### ASSIGNED TASK
Look through the data below. Pick out the lines holding the string "Upload".

═════ DATASET EXTRACT

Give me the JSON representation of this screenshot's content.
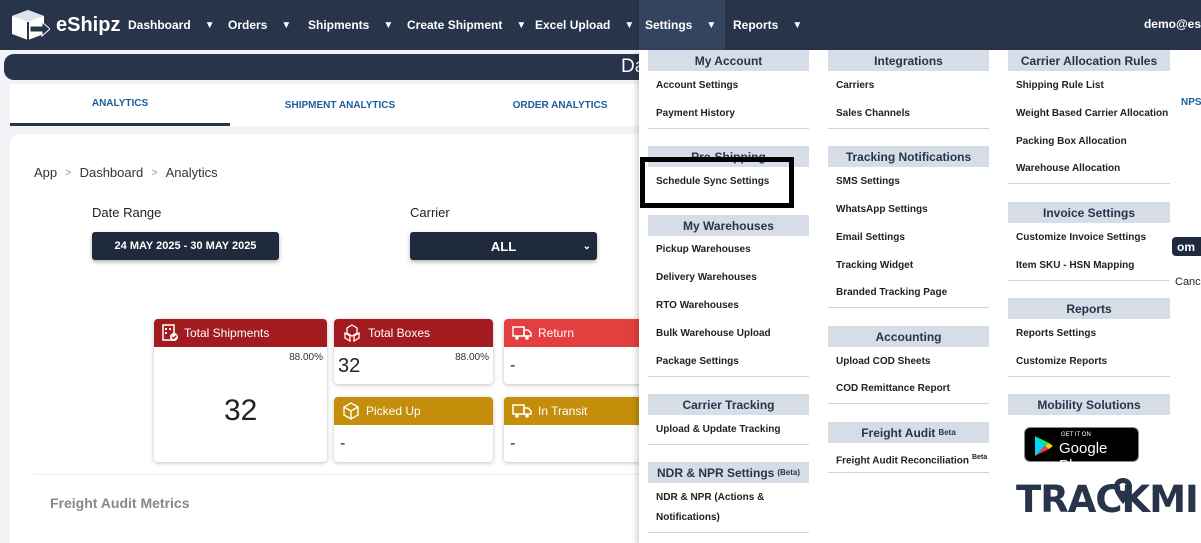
{
  "app": {
    "name": "eShipz",
    "user": "demo@es"
  },
  "nav": [
    {
      "label": "Dashboard"
    },
    {
      "label": "Orders"
    },
    {
      "label": "Shipments"
    },
    {
      "label": "Create Shipment"
    },
    {
      "label": "Excel Upload"
    },
    {
      "label": "Settings"
    },
    {
      "label": "Reports"
    }
  ],
  "banner": {
    "title": "Da"
  },
  "tabs": [
    "ANALYTICS",
    "SHIPMENT ANALYTICS",
    "ORDER ANALYTICS",
    "NPS"
  ],
  "breadcrumb": [
    "App",
    "Dashboard",
    "Analytics"
  ],
  "filters": {
    "date_label": "Date Range",
    "date_value": "24 MAY 2025 - 30 MAY 2025",
    "carrier_label": "Carrier",
    "carrier_value": "ALL"
  },
  "cards": {
    "total_shipments": {
      "title": "Total Shipments",
      "pct": "88.00%",
      "value": "32"
    },
    "total_boxes": {
      "title": "Total Boxes",
      "pct": "88.00%",
      "value": "32"
    },
    "return": {
      "title": "Return",
      "value": "-"
    },
    "picked_up": {
      "title": "Picked Up",
      "value": "-"
    },
    "in_transit": {
      "title": "In Transit",
      "value": "-"
    }
  },
  "freight_title": "Freight Audit Metrics",
  "menu": {
    "col1": {
      "my_account": {
        "title": "My Account",
        "items": [
          "Account Settings",
          "Payment History"
        ]
      },
      "pre_shipping": {
        "title": "Pre-Shipping",
        "items": [
          "Schedule Sync Settings"
        ]
      },
      "my_warehouses": {
        "title": "My Warehouses",
        "items": [
          "Pickup Warehouses",
          "Delivery Warehouses",
          "RTO Warehouses",
          "Bulk Warehouse Upload",
          "Package Settings"
        ]
      },
      "carrier_tracking": {
        "title": "Carrier Tracking",
        "items": [
          "Upload & Update Tracking"
        ]
      },
      "ndr": {
        "title": "NDR & NPR Settings",
        "badge": "(Beta)",
        "items": [
          "NDR & NPR (Actions &",
          "Notifications)"
        ]
      }
    },
    "col2": {
      "integrations": {
        "title": "Integrations",
        "items": [
          "Carriers",
          "Sales Channels"
        ]
      },
      "tracking_notifications": {
        "title": "Tracking Notifications",
        "items": [
          "SMS Settings",
          "WhatsApp Settings",
          "Email Settings",
          "Tracking Widget",
          "Branded Tracking Page"
        ]
      },
      "accounting": {
        "title": "Accounting",
        "items": [
          "Upload COD Sheets",
          "COD Remittance Report"
        ]
      },
      "freight_audit": {
        "title": "Freight Audit",
        "badge": "Beta",
        "items": [
          "Freight Audit Reconciliation"
        ],
        "item_badge": "Beta"
      }
    },
    "col3": {
      "carrier_allocation": {
        "title": "Carrier Allocation Rules",
        "items": [
          "Shipping Rule List",
          "Weight Based Carrier Allocation",
          "Packing Box Allocation",
          "Warehouse Allocation"
        ]
      },
      "invoice": {
        "title": "Invoice Settings",
        "items": [
          "Customize Invoice Settings",
          "Item SKU - HSN Mapping"
        ]
      },
      "reports": {
        "title": "Reports",
        "items": [
          "Reports Settings",
          "Customize Reports"
        ]
      },
      "mobility": {
        "title": "Mobility Solutions"
      },
      "gplay": {
        "small": "GET IT ON",
        "big": "Google Play"
      },
      "trackmile": "TRACKMILE"
    }
  },
  "edge": {
    "pill": "om",
    "text": "Canc"
  }
}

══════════

### REPLY
      "label": "Excel Upload"
          "Bulk Warehouse Upload",
          "Upload & Update Tracking"
          "Upload COD Sheets",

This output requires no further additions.